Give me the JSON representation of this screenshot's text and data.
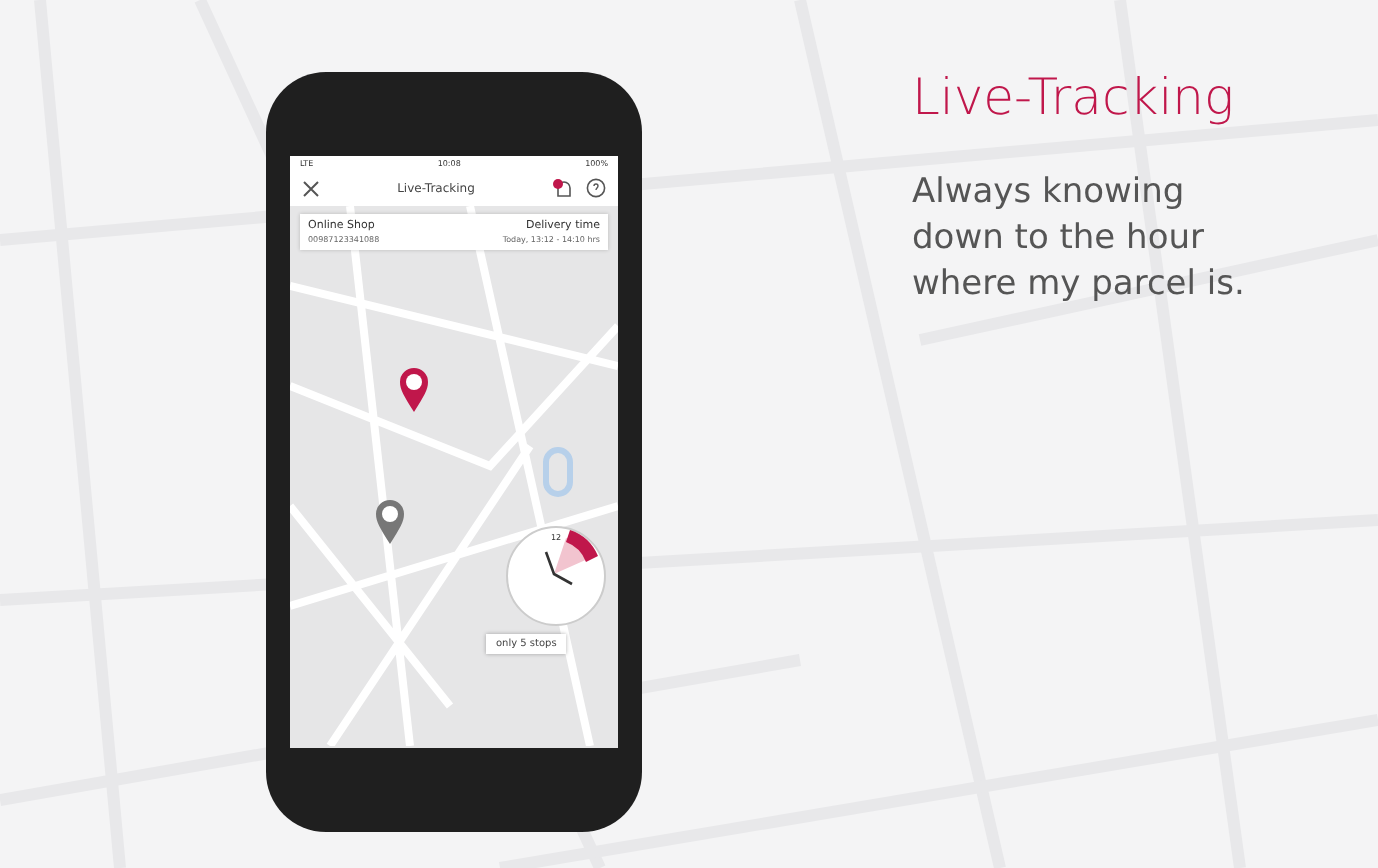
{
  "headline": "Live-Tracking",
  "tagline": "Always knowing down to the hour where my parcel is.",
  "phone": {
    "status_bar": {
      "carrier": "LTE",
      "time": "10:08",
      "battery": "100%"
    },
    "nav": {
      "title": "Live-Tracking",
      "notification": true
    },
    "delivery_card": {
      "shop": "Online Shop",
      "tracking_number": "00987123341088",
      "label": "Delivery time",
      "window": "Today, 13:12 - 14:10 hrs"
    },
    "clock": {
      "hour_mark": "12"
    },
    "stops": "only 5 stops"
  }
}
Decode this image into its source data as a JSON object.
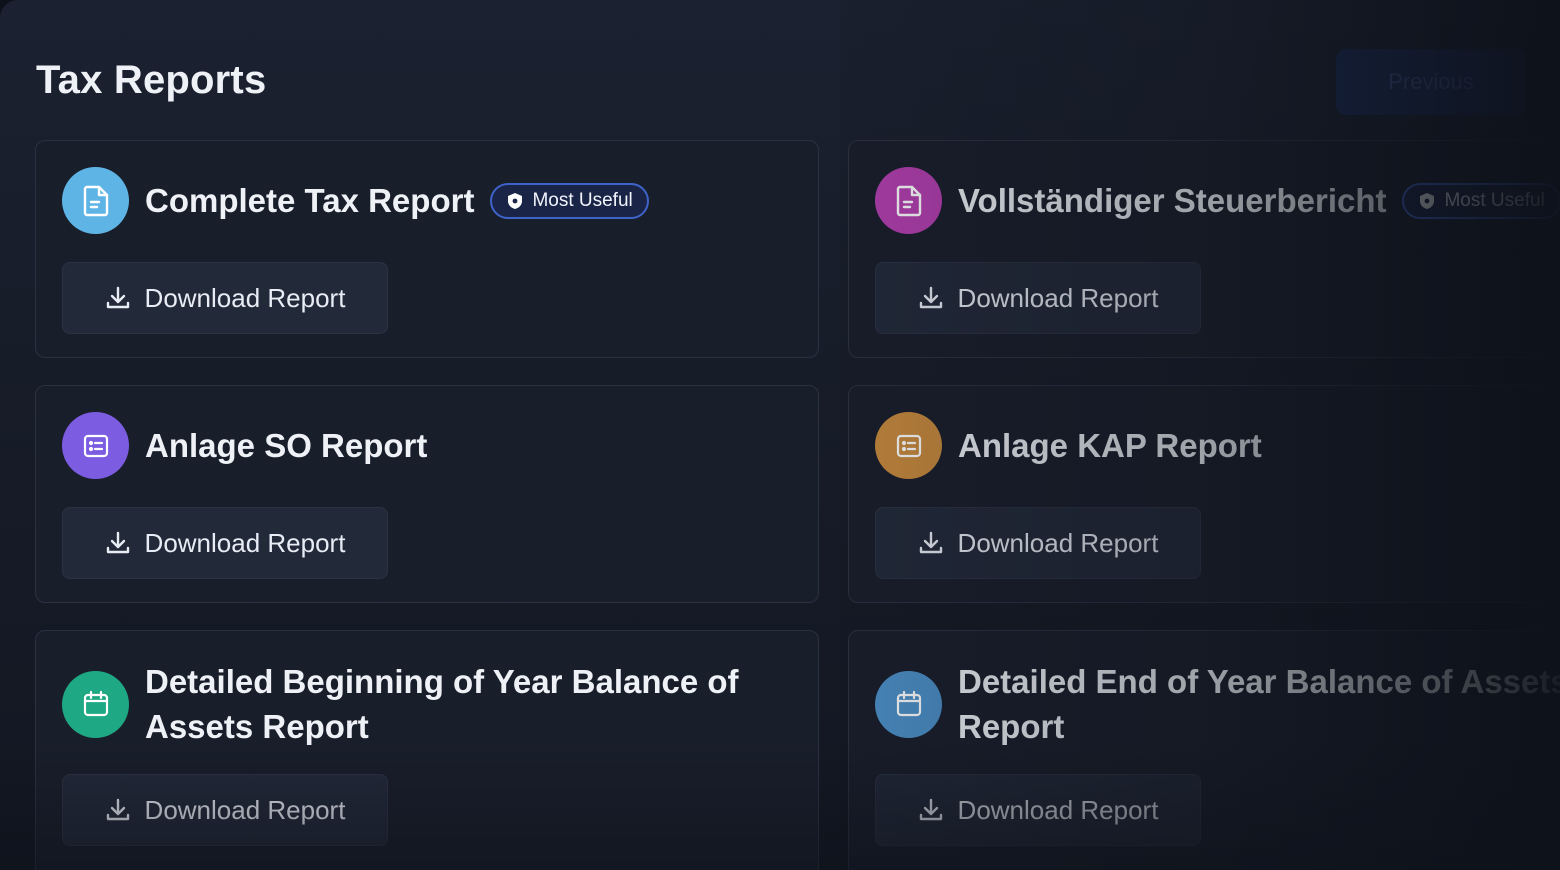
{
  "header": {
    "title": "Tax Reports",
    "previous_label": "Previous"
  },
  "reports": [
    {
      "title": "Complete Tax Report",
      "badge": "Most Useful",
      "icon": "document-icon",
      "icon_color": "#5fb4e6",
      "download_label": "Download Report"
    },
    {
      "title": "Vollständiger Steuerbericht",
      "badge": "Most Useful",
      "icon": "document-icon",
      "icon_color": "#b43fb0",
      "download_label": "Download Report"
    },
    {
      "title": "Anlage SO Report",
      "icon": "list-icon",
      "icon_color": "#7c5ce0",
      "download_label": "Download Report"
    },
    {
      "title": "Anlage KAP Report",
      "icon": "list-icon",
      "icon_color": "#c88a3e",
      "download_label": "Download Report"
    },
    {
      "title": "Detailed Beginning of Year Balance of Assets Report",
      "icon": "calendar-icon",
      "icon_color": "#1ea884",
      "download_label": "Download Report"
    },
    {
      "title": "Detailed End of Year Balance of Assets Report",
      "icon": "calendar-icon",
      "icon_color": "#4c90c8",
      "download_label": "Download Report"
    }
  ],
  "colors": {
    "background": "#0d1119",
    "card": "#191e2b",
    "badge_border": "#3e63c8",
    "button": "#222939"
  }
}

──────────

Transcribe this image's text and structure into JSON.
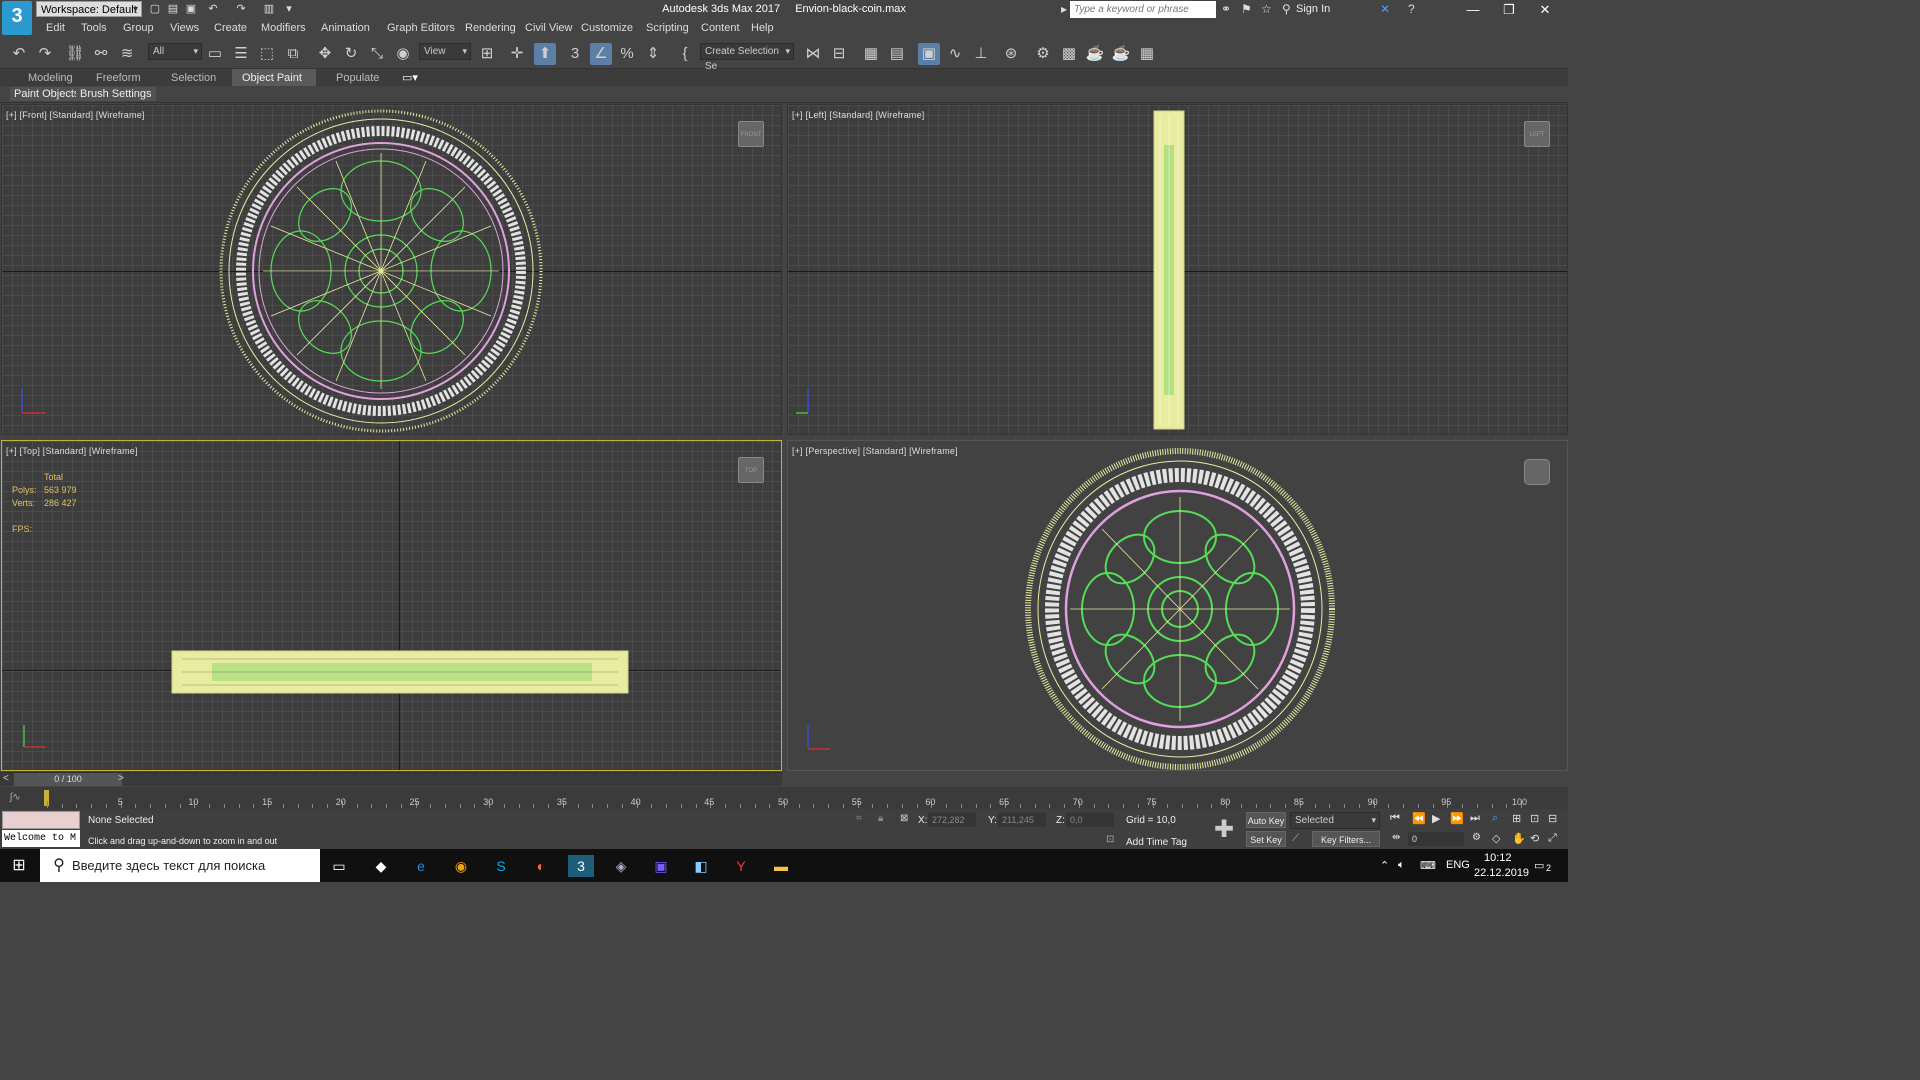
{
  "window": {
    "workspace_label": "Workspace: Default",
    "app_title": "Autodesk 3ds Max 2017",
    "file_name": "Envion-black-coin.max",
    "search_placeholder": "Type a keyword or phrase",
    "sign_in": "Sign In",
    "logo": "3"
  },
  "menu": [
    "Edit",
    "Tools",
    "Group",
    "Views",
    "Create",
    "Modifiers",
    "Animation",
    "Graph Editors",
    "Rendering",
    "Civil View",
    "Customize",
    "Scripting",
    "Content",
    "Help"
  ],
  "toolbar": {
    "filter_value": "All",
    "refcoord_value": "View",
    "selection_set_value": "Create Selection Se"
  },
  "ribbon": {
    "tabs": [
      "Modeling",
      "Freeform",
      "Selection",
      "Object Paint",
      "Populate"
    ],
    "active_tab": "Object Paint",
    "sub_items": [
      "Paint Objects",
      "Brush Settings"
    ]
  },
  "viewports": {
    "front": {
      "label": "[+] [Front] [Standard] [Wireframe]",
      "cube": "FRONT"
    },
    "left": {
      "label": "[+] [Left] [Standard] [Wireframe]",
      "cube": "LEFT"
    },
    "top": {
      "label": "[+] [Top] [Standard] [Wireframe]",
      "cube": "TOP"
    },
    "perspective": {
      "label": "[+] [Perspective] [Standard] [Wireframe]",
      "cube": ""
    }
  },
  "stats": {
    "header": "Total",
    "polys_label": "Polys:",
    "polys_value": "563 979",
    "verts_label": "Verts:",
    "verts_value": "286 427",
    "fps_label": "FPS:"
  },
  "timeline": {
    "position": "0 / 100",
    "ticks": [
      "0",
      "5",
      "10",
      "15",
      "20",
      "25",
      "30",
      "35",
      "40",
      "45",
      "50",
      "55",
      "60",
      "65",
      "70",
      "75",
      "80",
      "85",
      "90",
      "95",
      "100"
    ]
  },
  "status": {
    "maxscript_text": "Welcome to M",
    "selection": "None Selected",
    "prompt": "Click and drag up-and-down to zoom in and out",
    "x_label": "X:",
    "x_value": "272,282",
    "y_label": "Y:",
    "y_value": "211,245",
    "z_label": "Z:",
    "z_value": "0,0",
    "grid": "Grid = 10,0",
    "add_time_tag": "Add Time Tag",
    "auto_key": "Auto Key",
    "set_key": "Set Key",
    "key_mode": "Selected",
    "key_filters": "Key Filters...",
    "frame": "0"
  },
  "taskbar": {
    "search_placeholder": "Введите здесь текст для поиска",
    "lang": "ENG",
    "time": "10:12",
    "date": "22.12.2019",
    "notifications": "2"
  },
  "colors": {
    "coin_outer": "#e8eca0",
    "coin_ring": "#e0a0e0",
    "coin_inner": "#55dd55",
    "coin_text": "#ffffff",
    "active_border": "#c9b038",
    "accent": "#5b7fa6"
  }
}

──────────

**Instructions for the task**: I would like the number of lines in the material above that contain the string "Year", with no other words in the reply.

**Solution**: 2